There are three broad categories of mentor opportunities:
- Paid mentoring opportunities
- Partial and Unofficial mentoring opportunities
- Volunteer mentoring opportunities
Here are just a few I encountered through conversations or a few simple internet searches. I imagined there are more lurking out there.
- Code Mentor – A web development mentor marketplace. After getting vetted, you’ll have a nice little image of yourself along with your main selling points and rates on the website.
- Mentor Cruise – A much broader mentoring website where users can get mentoring on not just web development, but business, design, and data as well.

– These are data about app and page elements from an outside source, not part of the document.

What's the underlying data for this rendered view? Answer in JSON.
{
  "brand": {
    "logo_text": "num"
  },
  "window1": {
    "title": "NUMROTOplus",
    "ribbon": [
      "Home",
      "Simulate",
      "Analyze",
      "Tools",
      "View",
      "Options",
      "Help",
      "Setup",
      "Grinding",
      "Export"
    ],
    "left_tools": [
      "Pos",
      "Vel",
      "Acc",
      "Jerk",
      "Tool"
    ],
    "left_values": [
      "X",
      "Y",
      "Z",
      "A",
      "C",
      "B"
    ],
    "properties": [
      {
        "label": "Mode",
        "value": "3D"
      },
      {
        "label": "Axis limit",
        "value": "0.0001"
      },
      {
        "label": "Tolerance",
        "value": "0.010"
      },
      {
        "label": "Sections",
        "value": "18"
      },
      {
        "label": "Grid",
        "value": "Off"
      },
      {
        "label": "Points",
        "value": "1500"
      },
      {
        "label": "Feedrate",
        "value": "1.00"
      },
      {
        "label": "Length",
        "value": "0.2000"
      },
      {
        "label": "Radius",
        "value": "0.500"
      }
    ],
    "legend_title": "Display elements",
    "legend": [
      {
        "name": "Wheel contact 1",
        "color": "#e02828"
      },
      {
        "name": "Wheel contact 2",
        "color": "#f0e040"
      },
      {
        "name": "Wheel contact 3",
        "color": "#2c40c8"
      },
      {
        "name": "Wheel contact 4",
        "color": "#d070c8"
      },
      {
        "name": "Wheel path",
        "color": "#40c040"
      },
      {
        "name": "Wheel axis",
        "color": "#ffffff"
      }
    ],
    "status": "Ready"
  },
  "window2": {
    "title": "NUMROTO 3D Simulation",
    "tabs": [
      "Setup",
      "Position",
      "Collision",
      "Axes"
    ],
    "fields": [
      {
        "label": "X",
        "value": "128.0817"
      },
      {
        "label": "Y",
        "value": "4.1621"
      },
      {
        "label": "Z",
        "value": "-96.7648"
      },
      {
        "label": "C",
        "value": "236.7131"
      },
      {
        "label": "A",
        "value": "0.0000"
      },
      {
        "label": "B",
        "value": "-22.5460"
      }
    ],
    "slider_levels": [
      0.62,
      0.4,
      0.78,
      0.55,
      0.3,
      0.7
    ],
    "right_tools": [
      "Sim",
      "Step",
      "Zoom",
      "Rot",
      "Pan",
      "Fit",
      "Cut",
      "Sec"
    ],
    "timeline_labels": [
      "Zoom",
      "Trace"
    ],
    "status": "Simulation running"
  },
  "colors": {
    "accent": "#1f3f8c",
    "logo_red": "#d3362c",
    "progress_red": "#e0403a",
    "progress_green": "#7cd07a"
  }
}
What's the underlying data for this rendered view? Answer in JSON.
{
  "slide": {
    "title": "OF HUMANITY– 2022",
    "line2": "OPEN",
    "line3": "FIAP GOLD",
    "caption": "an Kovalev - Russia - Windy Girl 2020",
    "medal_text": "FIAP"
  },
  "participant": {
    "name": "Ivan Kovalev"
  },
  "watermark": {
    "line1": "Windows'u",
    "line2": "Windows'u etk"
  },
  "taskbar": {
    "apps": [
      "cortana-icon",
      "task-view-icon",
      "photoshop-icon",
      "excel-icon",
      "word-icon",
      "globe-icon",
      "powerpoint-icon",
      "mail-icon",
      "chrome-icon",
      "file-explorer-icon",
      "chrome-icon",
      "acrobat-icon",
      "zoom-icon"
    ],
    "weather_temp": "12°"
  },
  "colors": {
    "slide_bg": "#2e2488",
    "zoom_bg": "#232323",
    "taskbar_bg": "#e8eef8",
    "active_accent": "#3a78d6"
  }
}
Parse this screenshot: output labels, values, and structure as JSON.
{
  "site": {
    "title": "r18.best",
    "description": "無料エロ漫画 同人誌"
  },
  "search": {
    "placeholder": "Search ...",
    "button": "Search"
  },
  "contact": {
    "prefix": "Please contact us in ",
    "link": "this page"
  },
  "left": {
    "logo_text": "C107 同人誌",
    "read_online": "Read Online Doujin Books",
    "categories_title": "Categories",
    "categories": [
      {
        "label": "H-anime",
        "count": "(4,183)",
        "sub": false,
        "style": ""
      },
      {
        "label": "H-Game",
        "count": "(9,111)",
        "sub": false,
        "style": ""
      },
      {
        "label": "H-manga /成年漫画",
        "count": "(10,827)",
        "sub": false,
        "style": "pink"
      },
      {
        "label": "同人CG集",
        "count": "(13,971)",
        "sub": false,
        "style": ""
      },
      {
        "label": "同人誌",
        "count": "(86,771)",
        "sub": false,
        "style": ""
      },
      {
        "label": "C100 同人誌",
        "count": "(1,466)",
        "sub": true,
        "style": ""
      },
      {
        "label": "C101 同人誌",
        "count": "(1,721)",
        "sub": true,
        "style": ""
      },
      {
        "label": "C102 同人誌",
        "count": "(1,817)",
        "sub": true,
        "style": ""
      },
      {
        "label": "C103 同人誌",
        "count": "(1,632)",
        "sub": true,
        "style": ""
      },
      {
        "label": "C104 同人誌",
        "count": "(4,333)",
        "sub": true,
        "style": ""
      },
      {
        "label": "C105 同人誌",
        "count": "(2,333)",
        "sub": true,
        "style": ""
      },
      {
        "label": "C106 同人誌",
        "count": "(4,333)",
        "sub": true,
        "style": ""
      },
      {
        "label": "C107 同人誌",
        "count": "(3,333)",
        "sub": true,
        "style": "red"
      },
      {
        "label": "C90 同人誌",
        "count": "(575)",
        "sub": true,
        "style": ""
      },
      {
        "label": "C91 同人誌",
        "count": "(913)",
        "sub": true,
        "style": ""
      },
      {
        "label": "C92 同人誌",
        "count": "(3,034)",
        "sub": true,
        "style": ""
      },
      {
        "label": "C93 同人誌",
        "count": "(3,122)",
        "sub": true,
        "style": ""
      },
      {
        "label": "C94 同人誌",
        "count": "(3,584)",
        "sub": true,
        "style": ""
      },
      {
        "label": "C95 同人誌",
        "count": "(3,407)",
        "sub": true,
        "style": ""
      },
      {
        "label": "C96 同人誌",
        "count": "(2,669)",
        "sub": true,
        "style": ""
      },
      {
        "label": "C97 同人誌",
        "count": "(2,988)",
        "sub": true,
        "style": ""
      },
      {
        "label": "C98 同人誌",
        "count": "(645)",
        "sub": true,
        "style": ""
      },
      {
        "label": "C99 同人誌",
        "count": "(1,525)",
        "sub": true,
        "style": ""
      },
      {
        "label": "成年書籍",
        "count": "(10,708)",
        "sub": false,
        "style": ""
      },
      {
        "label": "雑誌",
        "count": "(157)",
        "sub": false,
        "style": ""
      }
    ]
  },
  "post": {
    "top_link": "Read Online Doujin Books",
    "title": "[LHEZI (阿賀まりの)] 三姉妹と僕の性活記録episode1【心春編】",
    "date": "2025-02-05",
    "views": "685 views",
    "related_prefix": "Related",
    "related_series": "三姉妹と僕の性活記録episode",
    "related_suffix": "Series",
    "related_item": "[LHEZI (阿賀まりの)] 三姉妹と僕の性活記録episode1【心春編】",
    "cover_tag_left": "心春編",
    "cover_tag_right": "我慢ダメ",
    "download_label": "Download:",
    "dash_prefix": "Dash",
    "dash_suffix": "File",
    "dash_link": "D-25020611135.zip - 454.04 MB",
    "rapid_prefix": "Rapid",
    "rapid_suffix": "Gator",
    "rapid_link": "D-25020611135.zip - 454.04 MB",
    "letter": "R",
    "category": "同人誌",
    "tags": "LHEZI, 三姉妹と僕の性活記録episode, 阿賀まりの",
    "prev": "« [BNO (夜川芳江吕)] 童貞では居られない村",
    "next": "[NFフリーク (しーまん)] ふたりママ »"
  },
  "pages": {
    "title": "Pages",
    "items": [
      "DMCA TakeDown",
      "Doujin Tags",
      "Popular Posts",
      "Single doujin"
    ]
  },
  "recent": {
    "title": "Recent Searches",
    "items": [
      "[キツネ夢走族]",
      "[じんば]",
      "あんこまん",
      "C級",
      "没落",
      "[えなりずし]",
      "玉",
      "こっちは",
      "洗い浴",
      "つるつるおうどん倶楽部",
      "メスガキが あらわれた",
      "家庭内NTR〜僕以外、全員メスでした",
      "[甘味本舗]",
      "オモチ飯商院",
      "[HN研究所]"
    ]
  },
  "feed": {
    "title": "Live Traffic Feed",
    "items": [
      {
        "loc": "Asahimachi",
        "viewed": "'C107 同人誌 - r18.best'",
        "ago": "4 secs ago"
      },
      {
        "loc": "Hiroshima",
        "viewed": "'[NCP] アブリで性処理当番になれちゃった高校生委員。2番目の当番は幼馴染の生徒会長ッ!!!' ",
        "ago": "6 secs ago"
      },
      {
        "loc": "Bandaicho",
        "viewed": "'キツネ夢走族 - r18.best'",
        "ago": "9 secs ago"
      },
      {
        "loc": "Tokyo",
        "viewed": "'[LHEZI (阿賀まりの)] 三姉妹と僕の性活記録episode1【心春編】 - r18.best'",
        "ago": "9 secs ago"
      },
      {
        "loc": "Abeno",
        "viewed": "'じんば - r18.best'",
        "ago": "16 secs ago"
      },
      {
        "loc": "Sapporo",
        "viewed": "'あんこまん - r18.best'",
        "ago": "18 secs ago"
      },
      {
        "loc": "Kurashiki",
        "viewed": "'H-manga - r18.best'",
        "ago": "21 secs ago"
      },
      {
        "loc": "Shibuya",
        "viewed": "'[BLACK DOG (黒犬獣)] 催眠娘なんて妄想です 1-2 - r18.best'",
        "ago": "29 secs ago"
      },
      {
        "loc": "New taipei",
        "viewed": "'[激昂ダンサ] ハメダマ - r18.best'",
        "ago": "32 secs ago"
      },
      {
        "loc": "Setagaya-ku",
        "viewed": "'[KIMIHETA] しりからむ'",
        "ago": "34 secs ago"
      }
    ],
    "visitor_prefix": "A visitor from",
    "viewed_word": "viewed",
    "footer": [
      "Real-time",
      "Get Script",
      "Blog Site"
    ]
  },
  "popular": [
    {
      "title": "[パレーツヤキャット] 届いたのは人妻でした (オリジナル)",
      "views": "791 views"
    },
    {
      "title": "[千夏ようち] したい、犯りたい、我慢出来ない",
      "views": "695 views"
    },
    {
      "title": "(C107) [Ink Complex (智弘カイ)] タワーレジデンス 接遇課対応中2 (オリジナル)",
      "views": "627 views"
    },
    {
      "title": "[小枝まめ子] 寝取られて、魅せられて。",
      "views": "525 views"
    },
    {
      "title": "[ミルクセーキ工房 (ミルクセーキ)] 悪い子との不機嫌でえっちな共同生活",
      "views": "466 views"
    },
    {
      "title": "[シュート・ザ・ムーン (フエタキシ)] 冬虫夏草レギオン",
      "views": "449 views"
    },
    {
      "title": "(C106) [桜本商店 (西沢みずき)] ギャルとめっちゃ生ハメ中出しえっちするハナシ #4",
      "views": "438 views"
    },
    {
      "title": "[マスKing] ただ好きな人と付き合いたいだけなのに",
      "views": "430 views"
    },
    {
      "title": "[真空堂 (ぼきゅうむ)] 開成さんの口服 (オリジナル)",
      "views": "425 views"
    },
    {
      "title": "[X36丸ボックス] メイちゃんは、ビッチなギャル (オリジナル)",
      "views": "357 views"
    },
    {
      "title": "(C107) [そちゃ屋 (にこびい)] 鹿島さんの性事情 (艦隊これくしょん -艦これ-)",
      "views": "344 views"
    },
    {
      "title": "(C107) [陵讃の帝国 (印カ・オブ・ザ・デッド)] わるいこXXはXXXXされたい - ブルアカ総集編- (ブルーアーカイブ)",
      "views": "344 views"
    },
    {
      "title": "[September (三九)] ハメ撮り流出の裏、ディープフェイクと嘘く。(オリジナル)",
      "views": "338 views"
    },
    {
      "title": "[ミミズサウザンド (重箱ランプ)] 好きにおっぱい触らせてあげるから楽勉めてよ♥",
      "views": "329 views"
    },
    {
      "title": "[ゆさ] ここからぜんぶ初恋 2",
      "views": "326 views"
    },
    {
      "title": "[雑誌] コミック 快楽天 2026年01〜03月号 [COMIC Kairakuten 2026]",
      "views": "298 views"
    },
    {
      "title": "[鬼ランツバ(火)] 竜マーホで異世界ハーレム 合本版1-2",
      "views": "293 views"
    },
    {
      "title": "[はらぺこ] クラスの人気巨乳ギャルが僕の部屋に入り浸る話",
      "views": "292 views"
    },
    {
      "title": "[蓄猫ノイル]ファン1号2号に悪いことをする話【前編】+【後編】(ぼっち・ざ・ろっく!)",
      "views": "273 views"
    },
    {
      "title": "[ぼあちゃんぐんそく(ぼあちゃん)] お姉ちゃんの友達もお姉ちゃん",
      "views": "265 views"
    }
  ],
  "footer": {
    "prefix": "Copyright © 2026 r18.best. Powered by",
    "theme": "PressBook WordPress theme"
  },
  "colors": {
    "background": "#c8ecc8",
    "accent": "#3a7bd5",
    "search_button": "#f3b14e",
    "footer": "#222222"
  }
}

- Thinkful – This is one I have tried personally as a mentee. I thought it was very valuable to have a mentor help me through problems. I imagine it’s very fulfilling for the mentor as well. They offer courses in software engineering, data science, analytics, product management, and design. I imagine they have mentors for all of those programs.
- Make Your Own – I feel like I suggest this for everything on my blog, but it’s true. I see so many folks getting into mentoring simply by calling themself a coach/mentor, publishing this new title on their website or LinkedIn profile, and marketing themselves as such. If you get some coaching/mentoring clients, you’ve made it!
A closely related concept to mentoring is teaching. There are so many paid opportunities to teach, especially at web dev bootcamps. Too many to list here. If you feel like you might want to mix in presentation skills with a dash of facilitation and mentorship, teaching might be the path for you. Just google who the local bootcamps are in your area and apply.
Partial and Unofficial Paid Opportunities
Higher level individual contributor and managerial track positions like Senior Engineer, Lead Engineer, and Architect typically involve mentoring more junior engineers. This is usually codified in the job description. If you find yourself in this situation, GREAT! You can probably stop reading this.
But don’t despair everybody else! Just because mentoring isn’t in your job description or implied by your title doesn’t mean it can’t happen. Many workplaces have structured mentorship programs. Ask around or go ahead and get the ball rolling to start one. It’s also worth bringing this desire up with your supervisor. They might be able to shine a light on little mentorship opportunities you might be missing in the day-to-day work on the team.
There are also less structured ways of working on mentorship skills on the job. Invest the time and energy on being more helpful, empathic, patient, and knowledgable in your interactions with coworkers. Open your eyes to the many little moments every day where you see someone struggling or could benefit from a little direction. Those opportunities are all around us. I don’t imagine too many employers would get upset with you for doing this on the clock.
Getting paid to do something fundamentally changes your relationship with that activity. Perhaps after some careful consideration you’ve reached the conclusion that you’d rather do it for free. Or you lack the experience or certainty to pursue a paid opportunity at this time. Thankfully not everything you do has to be compensated. In the spirit of generosity you can do it as a volunteer. There are many volunteer mentor/teaching opportunities mentioned here in my previous blog post.
Did I miss an opportunity? Are you a mentor yourself? Tell me about it below.